Listed entries START
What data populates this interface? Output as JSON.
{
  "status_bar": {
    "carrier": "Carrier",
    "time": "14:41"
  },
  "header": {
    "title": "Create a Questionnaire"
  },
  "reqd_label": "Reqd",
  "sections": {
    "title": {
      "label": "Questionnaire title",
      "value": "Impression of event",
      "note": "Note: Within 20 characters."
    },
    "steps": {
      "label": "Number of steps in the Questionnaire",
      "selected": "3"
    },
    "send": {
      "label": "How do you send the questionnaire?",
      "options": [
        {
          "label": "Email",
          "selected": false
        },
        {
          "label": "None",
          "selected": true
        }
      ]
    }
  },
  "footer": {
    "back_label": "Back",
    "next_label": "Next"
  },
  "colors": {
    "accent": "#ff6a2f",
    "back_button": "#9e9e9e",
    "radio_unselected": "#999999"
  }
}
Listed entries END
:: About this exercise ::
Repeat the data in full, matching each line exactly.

:: Reply to the task ::
What data populates this interface? Output as JSON.
{
  "status_bar": {
    "carrier": "Carrier",
    "time": "14:41"
  },
  "header": {
    "title": "Create a Questionnaire"
  },
  "reqd_label": "Reqd",
  "sections": {
    "title": {
      "label": "Questionnaire title",
      "value": "Impression of event",
      "note": "Note: Within 20 characters."
    },
    "steps": {
      "label": "Number of steps in the Questionnaire",
      "selected": "3"
    },
    "send": {
      "label": "How do you send the questionnaire?",
      "options": [
        {
          "label": "Email",
          "selected": false
        },
        {
          "label": "None",
          "selected": true
        }
      ]
    }
  },
  "footer": {
    "back_label": "Back",
    "next_label": "Next"
  },
  "colors": {
    "accent": "#ff6a2f",
    "back_button": "#9e9e9e",
    "radio_unselected": "#999999"
  }
}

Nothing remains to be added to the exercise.